Two years ago, the Montclair public school district assembled an advisory panel to discuss how the schools were doing on equity and diversity issues.
Now the schools are doing a status check to see how they’ve done on implementing new goals and recommendations.
Kendra Johnson is the district’s new assistant superintendent for equity. At an April 12 recent board of education meeting, she presented the board with an update.
Johnson explained that she was framing the presentation in the context of the issues that educators encounter in their work.
“That includes all the isms that confront us in public education,” she said.
“Educational equity is really about looking at personal, as well as societal circumstances, and ensuring that they are not obstacles in the educational potential of all of our students,” Johnson said.
In June 2015, the district released a report containing 22 recommendations for improving equity and diversity in the district, including in curriculum, teacher training and administrative policies. As of this year, Johnson said, about six of those recommendations have been put into place.
Her presentation covered subjects such as culturally responsive instruction, the concept of privilege, and the achievement gap. She noted that in Montclair, there has been a long-running concern that students from traditionally marginalized groups, such as students of color, LGBT students or students with disabilities were not being enrolled into honors or AP classes, given academically challenging work or otherwise having their talents recognized.
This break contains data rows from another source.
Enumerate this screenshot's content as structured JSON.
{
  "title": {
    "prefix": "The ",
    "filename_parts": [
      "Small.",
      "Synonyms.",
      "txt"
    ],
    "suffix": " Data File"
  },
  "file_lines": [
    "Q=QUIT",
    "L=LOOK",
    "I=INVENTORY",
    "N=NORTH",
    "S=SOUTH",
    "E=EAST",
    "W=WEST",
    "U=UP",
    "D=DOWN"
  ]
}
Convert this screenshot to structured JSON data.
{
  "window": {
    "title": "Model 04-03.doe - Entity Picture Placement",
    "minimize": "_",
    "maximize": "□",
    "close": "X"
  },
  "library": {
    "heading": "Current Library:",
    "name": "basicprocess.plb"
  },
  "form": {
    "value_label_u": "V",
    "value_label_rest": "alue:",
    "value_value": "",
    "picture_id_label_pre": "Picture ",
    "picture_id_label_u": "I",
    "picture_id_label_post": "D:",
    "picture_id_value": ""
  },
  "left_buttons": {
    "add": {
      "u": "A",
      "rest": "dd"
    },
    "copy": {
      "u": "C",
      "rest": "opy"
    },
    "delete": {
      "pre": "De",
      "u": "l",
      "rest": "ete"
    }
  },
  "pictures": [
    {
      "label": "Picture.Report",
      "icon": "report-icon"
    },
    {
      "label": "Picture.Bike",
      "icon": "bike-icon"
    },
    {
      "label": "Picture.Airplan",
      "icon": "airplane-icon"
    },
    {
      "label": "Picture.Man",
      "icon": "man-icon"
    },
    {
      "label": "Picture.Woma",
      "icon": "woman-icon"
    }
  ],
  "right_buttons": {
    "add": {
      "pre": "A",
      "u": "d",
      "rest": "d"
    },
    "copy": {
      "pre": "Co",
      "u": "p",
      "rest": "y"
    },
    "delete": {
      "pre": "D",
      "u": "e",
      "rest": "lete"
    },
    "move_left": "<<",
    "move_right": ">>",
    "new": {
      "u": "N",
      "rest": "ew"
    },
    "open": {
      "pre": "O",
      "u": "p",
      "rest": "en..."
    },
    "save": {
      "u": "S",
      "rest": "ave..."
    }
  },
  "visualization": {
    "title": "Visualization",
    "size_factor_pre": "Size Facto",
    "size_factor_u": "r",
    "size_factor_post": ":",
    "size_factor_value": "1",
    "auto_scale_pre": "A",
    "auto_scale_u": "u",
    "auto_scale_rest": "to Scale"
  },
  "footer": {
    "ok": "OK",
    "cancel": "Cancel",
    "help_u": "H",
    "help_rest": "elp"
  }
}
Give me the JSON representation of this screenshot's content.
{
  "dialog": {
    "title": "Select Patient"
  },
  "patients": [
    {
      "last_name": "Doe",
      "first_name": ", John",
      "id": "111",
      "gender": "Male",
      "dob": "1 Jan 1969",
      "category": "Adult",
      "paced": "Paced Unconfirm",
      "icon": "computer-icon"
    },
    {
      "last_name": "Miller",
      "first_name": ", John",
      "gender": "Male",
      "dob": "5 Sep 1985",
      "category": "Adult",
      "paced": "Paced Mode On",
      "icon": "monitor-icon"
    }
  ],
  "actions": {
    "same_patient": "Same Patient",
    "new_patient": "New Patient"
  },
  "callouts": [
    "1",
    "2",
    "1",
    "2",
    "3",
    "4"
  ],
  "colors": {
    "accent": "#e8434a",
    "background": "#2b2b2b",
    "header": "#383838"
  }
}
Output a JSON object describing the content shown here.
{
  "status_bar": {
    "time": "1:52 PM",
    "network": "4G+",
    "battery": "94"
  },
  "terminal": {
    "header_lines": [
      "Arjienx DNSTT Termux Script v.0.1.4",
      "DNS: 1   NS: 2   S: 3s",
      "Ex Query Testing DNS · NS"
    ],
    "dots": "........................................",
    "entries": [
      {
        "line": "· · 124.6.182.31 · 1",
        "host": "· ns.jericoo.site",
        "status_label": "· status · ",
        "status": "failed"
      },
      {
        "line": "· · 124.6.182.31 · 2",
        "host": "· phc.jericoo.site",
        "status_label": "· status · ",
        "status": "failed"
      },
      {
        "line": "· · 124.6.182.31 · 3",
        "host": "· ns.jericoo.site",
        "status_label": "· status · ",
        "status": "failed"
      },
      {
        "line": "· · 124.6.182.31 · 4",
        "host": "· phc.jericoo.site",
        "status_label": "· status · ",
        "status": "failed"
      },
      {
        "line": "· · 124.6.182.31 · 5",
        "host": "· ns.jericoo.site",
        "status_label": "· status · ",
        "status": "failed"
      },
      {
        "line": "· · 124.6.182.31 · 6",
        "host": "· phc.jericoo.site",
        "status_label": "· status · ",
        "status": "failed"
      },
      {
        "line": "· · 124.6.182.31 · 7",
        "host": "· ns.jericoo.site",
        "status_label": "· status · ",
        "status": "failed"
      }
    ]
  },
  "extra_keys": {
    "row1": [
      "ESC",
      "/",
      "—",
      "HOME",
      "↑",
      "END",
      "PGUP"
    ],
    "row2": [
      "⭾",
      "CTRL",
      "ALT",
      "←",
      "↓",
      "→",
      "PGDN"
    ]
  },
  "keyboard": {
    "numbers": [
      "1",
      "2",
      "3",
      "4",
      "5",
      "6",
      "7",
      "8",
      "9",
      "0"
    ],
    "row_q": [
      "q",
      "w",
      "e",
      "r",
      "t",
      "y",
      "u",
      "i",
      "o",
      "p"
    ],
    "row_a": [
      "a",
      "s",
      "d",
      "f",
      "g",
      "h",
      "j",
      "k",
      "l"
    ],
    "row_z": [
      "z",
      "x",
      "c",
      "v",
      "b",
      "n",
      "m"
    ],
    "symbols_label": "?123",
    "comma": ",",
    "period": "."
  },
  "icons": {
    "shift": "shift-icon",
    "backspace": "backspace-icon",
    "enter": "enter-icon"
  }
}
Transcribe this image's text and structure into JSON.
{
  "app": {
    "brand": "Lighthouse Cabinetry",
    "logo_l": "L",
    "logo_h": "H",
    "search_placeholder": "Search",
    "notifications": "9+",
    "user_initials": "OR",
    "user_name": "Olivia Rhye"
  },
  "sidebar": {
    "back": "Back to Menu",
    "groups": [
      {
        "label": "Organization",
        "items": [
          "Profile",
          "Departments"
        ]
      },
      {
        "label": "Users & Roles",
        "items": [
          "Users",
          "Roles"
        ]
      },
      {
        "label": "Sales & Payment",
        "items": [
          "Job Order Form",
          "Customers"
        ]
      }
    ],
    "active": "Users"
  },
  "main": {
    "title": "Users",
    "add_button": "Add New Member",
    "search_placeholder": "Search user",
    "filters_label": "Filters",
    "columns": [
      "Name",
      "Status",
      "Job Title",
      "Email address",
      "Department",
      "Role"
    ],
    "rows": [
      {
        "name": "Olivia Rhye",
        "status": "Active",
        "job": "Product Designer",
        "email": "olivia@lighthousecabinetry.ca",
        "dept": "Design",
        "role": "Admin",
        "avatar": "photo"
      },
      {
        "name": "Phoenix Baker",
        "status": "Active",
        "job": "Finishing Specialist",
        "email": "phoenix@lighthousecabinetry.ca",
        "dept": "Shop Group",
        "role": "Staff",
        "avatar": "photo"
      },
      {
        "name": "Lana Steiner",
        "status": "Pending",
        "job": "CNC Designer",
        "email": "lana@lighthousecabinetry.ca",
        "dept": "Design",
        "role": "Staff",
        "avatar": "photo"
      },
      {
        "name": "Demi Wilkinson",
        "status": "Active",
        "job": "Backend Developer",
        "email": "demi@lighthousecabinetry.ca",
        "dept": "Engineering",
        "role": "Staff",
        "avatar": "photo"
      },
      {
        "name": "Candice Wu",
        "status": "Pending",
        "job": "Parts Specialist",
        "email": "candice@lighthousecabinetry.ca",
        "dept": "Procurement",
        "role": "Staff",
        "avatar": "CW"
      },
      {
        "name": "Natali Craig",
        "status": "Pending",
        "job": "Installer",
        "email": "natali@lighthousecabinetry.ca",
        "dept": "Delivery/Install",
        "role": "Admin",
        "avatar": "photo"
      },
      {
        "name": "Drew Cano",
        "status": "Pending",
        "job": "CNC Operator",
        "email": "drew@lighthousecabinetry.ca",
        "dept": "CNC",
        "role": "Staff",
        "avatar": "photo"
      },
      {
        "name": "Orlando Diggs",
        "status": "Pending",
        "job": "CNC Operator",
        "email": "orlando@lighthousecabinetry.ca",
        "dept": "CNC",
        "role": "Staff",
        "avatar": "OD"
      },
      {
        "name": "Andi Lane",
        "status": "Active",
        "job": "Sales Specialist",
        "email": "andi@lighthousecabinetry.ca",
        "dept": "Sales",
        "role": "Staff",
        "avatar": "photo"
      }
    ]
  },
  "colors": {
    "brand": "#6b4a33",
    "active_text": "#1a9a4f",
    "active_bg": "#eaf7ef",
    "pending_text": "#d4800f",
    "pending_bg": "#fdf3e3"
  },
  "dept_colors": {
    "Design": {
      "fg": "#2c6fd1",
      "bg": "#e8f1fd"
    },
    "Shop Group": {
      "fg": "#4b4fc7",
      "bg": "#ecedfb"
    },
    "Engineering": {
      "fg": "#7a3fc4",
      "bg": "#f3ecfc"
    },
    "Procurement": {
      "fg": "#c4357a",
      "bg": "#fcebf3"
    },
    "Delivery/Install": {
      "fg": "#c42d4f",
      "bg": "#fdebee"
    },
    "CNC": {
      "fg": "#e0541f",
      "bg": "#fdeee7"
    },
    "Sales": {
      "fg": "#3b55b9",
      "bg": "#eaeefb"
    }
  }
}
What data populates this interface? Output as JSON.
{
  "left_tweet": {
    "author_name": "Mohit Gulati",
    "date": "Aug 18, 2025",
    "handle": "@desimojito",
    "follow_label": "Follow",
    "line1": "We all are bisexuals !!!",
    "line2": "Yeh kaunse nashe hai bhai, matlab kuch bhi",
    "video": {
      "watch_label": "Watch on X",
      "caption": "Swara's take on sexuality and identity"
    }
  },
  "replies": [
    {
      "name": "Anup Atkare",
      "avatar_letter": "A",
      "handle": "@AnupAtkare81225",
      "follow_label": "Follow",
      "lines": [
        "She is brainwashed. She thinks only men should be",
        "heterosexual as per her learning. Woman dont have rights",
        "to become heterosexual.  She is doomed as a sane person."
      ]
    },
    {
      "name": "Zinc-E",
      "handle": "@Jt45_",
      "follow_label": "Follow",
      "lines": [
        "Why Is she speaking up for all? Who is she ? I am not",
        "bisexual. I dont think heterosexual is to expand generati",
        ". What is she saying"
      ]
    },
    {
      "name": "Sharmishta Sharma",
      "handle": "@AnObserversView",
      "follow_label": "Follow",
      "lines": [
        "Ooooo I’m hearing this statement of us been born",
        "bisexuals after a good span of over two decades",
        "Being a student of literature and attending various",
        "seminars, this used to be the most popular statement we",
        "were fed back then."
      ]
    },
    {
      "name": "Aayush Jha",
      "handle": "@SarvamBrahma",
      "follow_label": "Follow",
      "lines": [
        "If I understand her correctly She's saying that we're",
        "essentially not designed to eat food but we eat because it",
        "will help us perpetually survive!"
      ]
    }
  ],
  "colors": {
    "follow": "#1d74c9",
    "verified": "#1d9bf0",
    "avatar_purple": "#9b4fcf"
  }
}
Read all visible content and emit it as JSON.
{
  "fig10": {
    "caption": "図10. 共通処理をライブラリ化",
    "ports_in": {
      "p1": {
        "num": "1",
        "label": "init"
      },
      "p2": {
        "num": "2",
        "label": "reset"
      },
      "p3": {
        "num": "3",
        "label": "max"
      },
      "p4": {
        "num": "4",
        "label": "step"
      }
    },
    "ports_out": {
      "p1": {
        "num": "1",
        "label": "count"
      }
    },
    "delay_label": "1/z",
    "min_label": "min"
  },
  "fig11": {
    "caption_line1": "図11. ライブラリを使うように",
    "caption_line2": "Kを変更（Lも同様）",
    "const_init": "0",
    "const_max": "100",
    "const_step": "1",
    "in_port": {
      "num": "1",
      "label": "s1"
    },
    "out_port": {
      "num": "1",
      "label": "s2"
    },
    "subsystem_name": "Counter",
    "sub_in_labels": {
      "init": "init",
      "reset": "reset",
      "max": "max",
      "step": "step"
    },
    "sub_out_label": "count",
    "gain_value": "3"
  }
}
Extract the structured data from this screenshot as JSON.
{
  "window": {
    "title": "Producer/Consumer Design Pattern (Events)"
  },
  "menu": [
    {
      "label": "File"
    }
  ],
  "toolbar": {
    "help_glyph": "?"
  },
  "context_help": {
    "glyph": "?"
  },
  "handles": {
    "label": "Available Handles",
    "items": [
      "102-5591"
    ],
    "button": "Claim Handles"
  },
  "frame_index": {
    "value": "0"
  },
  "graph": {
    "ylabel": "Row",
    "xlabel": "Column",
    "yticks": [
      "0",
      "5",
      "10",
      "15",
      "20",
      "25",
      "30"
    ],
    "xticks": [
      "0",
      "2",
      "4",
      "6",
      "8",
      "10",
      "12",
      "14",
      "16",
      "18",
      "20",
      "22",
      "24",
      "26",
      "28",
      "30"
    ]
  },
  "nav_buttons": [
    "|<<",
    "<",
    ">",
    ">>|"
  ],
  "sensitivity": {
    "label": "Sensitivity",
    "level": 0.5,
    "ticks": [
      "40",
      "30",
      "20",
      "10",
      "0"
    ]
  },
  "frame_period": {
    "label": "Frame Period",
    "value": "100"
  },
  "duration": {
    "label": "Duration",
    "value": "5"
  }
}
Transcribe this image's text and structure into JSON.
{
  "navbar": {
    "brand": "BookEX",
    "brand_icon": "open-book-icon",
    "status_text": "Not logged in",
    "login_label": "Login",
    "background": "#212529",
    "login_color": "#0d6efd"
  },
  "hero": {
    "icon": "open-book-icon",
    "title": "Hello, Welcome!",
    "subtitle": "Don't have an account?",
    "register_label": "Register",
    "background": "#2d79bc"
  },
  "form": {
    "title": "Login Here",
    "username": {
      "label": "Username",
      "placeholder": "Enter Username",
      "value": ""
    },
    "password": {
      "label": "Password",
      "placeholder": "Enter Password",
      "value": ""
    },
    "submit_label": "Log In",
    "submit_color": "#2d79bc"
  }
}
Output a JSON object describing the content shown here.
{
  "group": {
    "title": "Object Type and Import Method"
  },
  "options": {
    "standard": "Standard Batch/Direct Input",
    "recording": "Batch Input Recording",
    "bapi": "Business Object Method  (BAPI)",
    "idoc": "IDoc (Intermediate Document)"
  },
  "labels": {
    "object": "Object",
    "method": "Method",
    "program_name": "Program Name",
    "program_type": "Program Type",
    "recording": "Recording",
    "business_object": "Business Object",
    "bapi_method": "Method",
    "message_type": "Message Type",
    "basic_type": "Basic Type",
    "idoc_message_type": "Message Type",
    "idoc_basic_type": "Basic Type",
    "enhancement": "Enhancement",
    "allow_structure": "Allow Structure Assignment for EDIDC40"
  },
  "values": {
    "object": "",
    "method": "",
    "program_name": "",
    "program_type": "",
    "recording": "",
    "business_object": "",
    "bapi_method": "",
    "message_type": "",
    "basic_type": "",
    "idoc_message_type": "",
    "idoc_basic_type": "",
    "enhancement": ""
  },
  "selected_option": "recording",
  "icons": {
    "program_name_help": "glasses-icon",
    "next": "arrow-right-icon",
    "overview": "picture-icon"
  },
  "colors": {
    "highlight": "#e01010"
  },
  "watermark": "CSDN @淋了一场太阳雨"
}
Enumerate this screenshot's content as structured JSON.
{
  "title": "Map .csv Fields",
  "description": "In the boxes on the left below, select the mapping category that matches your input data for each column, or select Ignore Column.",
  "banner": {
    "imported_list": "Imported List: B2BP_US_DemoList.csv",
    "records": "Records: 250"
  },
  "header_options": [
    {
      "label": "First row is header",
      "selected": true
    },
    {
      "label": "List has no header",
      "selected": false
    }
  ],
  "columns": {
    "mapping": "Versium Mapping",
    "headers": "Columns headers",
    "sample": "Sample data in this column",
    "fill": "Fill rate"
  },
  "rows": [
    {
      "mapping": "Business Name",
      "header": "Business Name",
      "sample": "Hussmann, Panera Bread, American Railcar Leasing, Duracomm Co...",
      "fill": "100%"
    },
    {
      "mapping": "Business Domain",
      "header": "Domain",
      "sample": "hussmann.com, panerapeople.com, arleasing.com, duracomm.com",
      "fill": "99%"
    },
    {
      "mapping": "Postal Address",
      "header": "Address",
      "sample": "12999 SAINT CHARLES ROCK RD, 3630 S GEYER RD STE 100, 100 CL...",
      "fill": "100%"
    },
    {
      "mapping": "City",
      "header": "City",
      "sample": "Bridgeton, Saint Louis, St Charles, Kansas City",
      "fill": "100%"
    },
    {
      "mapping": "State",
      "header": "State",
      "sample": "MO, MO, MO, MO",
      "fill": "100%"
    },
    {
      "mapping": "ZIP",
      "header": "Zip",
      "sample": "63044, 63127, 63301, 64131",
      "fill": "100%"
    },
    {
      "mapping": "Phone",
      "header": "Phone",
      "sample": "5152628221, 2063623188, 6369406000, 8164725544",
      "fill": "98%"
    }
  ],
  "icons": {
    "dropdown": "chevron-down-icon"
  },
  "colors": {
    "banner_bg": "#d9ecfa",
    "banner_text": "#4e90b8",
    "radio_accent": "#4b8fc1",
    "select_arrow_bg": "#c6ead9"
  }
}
“Here in Montclair, we have a racialized achievement gap. A lot of people think it’s socioeconomic,” she said.
One of the ongoing projects is the district’s Undoing Racism training program for teachers. As of mid-April, the district had conducted five sessions during the 2016-2017 academic year. Three more sessions are scheduled for May and June. Seven of the schools had received supplemental training for their teachers as well.
Other accomplishments have included working on a Title I procedural manual, setting up an ESL course for parents at some of the elementary schools and adding a culturally responsive component to the curriculum planning process, Johnson said.